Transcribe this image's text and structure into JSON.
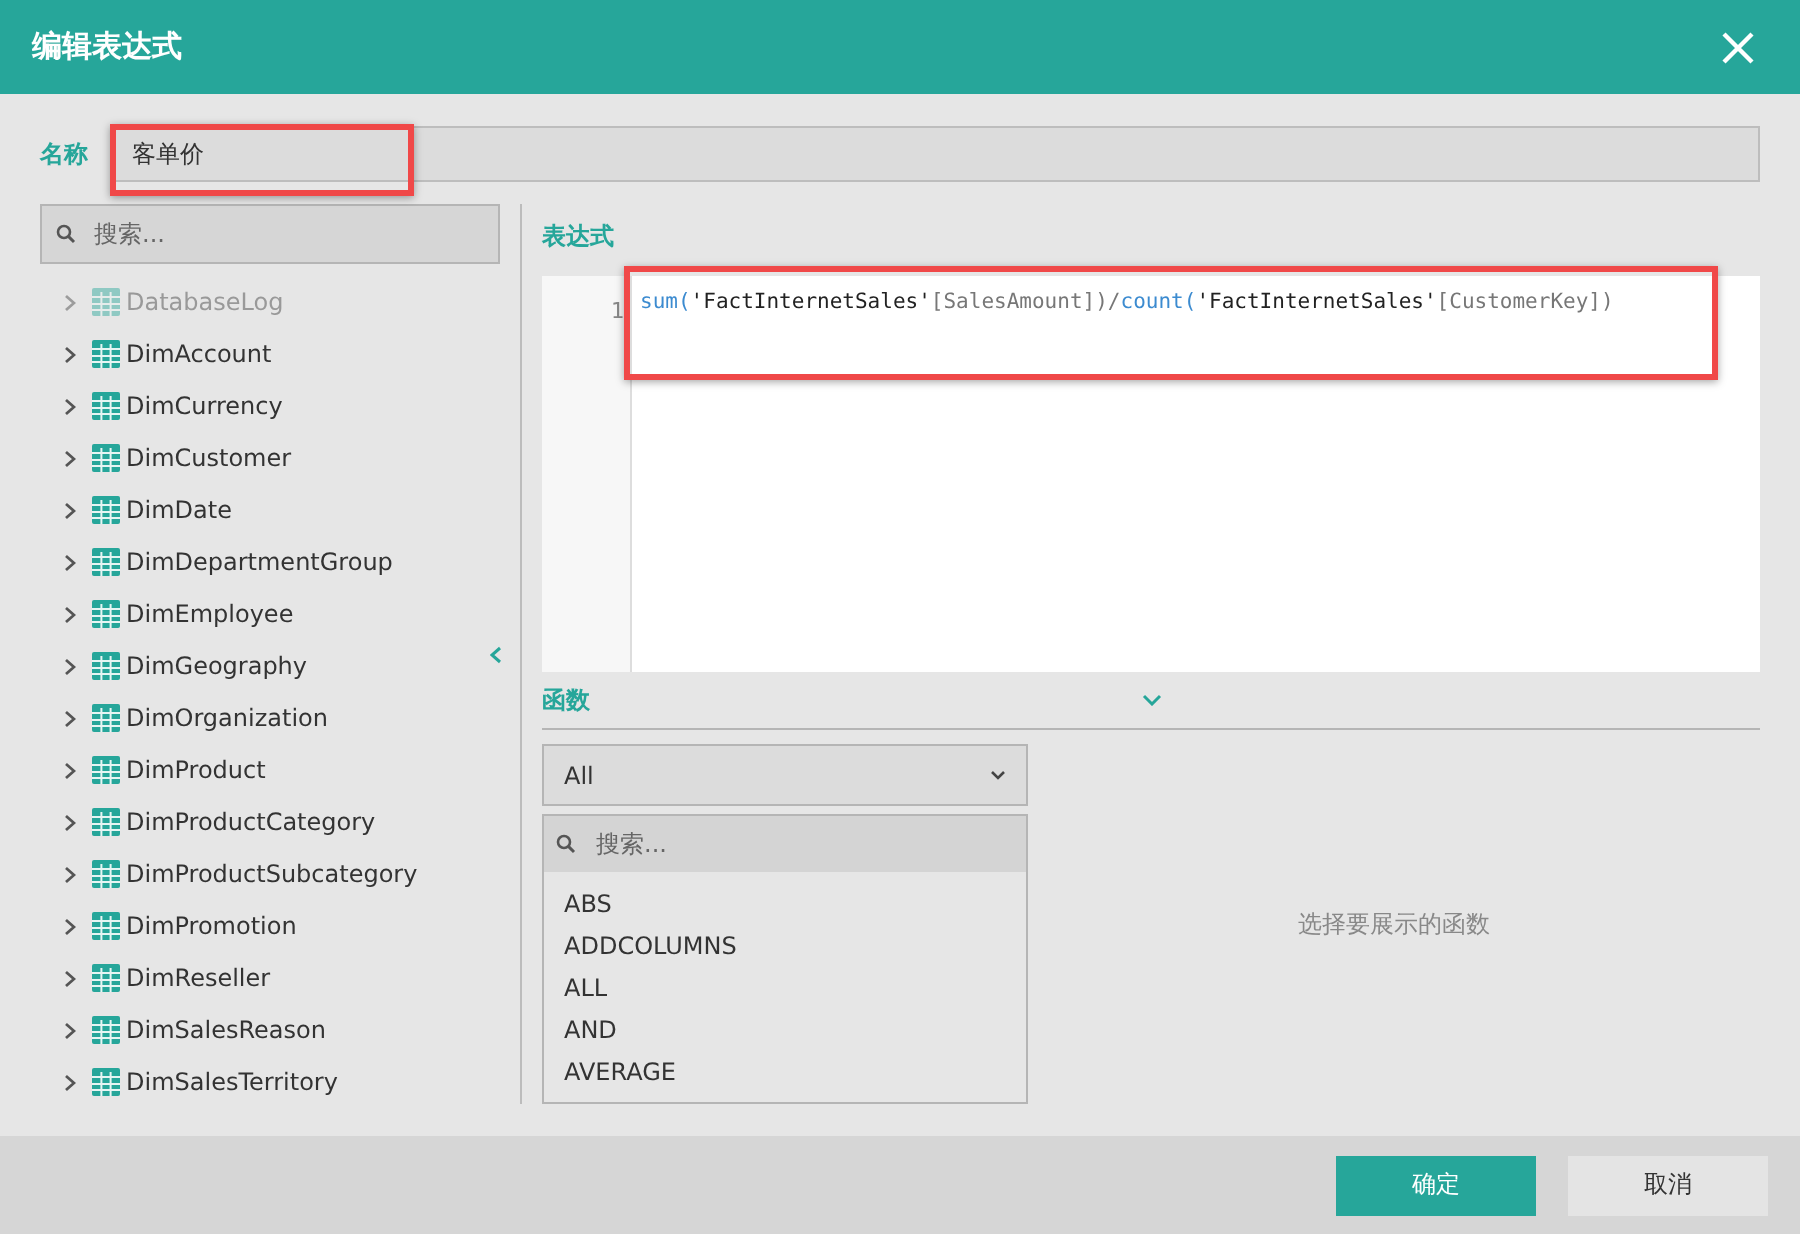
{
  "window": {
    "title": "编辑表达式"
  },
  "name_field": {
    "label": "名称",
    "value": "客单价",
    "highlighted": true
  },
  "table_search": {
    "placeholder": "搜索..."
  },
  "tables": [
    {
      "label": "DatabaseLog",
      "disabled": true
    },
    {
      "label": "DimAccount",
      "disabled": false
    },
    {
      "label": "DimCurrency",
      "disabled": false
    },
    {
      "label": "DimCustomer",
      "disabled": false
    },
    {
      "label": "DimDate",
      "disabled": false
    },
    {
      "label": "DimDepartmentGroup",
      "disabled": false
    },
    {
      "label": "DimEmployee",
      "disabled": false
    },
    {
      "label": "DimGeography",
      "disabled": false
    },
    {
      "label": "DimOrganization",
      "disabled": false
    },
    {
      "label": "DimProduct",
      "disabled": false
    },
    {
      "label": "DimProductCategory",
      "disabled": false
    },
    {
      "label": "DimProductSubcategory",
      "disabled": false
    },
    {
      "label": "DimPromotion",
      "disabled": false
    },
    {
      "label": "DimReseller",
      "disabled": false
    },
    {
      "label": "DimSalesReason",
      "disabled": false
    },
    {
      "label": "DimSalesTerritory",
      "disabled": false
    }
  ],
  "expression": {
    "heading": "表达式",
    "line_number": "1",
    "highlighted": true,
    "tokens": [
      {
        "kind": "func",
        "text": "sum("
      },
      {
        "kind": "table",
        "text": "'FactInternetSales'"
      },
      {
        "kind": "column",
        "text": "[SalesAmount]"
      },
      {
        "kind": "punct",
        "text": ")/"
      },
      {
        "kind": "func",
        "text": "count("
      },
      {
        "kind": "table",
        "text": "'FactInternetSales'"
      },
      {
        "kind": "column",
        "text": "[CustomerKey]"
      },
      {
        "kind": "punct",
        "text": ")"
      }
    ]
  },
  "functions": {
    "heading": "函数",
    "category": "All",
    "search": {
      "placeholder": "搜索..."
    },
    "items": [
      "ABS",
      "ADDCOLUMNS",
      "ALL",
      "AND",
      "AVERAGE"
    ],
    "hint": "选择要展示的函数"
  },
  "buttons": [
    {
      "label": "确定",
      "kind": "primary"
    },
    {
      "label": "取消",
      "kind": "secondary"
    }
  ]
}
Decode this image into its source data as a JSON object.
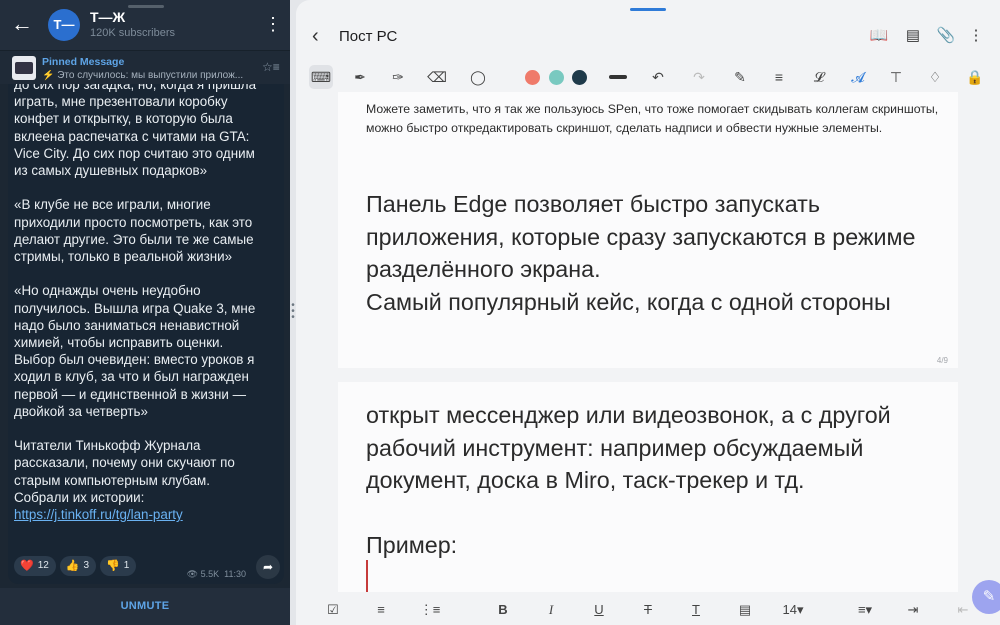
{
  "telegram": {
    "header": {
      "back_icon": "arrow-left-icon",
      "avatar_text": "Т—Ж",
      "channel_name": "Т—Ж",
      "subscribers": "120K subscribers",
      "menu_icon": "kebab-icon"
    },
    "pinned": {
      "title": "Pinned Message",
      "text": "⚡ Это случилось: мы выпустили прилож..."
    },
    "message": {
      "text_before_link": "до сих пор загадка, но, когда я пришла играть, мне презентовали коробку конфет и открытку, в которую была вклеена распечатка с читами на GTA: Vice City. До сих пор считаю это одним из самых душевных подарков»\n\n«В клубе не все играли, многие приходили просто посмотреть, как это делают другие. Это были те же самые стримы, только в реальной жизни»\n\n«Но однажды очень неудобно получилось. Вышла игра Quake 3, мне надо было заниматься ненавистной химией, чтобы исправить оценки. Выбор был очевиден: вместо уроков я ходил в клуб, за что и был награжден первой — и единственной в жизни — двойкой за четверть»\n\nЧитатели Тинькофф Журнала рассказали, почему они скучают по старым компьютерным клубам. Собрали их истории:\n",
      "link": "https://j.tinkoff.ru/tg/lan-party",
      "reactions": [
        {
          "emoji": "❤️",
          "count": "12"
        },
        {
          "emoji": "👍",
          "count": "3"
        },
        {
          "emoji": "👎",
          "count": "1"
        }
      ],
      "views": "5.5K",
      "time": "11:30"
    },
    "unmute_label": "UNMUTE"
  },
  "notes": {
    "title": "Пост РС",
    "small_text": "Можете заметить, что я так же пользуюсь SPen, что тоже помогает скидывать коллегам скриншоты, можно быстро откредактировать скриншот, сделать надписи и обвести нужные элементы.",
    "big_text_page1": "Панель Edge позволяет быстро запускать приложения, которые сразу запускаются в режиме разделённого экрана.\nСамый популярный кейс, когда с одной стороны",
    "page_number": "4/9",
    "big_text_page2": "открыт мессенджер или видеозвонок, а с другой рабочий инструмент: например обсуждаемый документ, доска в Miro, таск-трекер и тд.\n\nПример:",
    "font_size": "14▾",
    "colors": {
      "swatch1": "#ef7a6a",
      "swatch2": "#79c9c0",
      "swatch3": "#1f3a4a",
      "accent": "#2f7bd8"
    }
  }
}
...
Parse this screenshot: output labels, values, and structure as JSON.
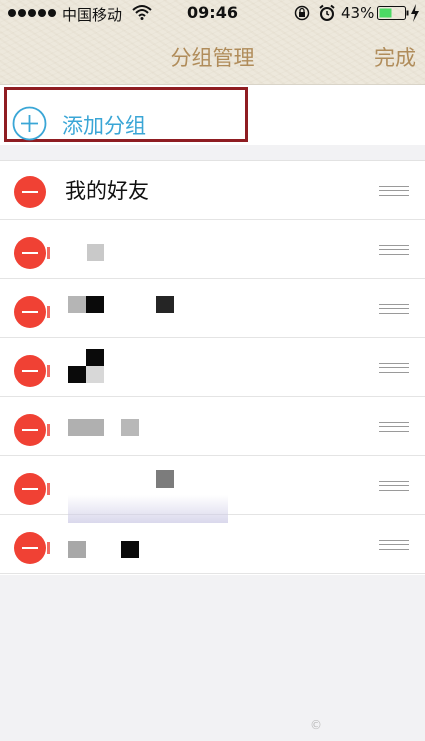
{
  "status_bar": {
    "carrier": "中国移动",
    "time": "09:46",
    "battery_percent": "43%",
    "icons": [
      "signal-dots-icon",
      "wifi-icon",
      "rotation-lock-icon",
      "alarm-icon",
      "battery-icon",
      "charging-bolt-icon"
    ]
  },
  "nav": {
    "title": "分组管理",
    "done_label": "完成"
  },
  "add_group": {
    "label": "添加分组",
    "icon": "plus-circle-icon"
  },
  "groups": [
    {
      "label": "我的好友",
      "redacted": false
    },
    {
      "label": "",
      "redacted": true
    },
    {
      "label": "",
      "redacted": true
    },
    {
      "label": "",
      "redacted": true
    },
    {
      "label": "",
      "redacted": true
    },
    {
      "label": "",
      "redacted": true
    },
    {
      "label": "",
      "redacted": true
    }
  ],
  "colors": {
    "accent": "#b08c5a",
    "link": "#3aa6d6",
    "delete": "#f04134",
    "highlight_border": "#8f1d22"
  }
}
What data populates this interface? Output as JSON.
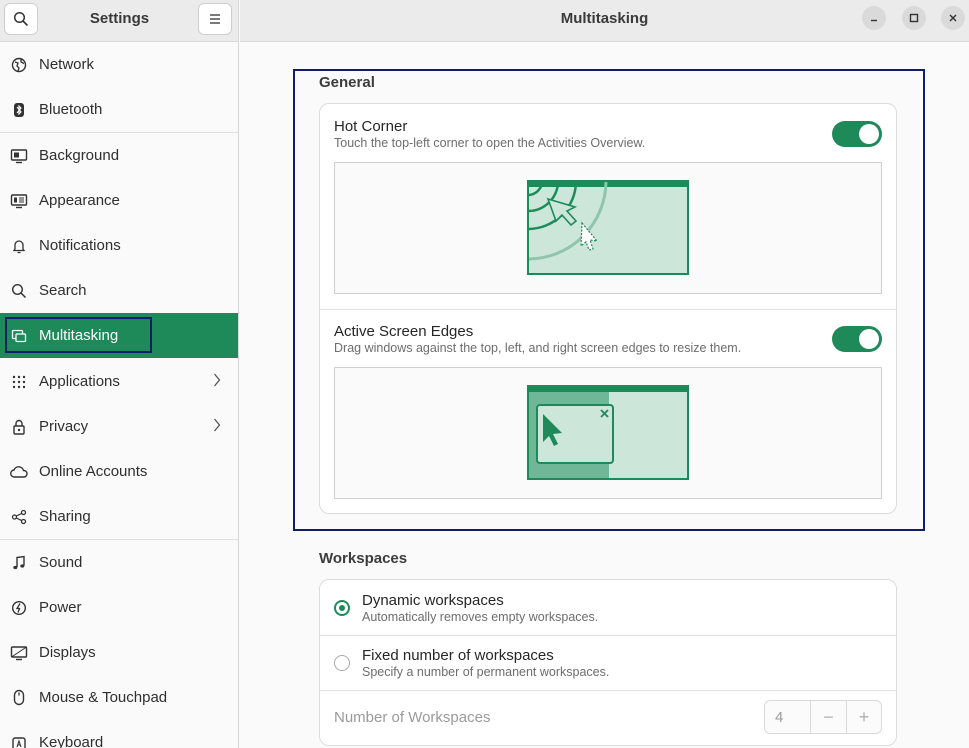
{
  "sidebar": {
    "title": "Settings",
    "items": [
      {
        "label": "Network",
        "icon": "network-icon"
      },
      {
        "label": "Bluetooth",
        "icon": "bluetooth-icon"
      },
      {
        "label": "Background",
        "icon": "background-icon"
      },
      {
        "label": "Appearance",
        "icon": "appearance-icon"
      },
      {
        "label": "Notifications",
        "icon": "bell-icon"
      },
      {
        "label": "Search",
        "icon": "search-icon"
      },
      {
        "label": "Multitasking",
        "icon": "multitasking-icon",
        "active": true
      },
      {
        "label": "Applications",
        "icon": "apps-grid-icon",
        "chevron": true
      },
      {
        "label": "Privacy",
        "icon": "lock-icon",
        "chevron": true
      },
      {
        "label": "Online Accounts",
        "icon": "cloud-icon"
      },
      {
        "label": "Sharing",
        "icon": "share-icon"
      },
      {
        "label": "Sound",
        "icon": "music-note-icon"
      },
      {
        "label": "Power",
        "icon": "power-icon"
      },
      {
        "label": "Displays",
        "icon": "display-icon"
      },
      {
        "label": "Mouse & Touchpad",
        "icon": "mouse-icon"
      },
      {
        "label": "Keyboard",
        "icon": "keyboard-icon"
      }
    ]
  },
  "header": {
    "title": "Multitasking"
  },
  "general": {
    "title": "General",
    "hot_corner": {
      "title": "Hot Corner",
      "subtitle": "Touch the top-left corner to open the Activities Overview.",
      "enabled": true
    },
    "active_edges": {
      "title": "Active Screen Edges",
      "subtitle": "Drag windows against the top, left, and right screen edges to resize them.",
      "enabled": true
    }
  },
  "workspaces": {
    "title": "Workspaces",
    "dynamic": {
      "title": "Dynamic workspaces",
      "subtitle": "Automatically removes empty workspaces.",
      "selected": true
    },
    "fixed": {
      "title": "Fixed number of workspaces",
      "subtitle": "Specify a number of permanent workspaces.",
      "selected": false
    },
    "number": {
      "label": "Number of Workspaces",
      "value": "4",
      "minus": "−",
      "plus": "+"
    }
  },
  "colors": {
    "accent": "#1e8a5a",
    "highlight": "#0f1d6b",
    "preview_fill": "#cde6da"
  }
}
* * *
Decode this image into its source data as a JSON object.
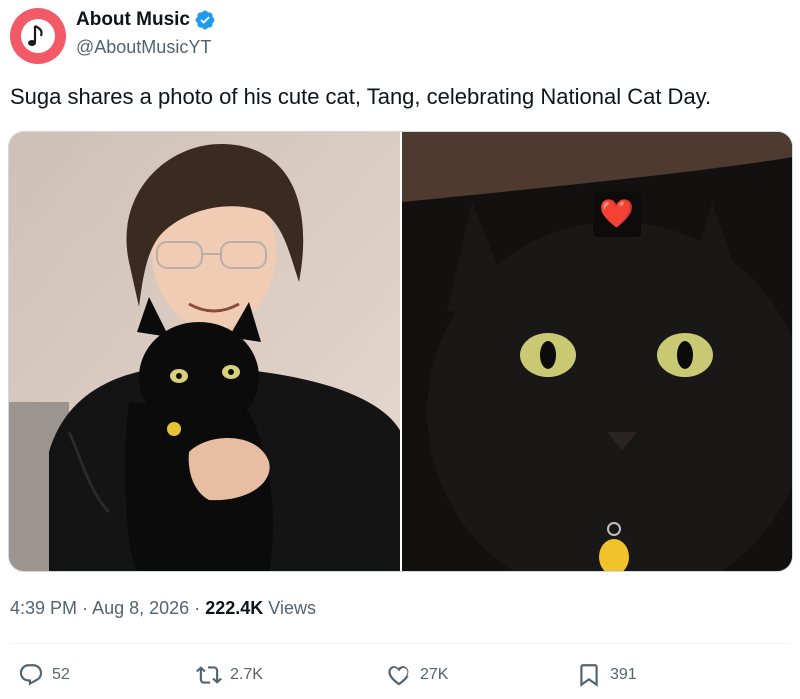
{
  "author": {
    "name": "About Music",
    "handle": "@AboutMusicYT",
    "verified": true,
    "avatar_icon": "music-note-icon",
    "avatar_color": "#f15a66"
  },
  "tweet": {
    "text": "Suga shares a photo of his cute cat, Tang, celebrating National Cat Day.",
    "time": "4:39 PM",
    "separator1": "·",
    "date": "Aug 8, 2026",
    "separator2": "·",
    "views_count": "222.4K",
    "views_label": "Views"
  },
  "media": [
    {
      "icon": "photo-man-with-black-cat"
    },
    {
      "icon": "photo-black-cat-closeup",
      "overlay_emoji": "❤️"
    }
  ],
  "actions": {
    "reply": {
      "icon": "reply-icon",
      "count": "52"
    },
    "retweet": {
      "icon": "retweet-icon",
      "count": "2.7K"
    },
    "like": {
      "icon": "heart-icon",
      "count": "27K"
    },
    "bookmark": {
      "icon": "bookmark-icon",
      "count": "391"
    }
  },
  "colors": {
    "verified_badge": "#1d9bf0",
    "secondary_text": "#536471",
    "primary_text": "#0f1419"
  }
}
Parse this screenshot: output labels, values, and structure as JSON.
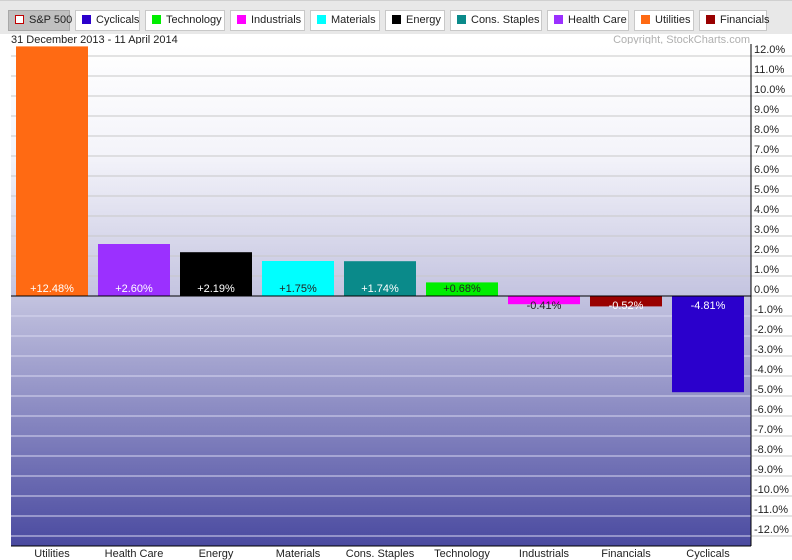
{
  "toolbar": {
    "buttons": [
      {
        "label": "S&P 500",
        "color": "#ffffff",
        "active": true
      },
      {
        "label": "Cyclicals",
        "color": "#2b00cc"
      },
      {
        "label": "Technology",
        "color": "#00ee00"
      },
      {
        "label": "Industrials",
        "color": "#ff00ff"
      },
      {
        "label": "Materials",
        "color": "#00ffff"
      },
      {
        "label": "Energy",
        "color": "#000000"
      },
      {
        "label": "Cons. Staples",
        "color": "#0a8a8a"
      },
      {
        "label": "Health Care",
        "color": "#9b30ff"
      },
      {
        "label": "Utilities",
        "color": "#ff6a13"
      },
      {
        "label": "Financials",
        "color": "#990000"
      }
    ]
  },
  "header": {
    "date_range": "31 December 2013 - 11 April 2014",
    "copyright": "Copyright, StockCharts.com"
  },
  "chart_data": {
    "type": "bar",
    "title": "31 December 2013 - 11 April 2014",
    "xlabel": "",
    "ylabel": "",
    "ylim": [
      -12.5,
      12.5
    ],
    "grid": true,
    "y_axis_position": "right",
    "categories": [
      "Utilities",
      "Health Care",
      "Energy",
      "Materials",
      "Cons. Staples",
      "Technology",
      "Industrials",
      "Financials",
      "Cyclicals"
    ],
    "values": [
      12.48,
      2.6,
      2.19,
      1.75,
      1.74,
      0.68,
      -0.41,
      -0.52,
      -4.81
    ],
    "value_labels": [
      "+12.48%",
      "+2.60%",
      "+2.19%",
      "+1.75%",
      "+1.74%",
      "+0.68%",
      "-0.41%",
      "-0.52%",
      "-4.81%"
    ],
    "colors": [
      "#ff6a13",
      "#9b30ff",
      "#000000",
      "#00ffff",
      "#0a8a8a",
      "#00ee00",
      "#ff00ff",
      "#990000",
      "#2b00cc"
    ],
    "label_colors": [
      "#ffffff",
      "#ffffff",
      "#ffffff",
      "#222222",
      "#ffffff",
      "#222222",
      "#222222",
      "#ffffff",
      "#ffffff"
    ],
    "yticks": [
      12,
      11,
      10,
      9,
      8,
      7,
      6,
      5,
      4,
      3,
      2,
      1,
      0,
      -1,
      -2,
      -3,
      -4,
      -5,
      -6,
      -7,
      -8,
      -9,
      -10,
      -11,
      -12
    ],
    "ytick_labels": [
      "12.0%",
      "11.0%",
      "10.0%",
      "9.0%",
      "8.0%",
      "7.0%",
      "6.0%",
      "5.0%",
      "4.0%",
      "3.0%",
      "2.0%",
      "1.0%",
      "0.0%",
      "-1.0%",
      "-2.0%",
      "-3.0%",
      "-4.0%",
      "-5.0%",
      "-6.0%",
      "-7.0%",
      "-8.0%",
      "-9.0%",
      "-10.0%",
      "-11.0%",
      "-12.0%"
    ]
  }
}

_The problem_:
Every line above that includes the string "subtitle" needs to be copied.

_Result of the task_:
      "subtitle": "Touch the top-left corner to open the Activities Overview.",
      "subtitle": "Drag windows against the top, left, and right screen edges to resize them.",
      "subtitle": "Automatically removes empty workspaces.",
      "subtitle": "Specify a number of permanent workspaces.",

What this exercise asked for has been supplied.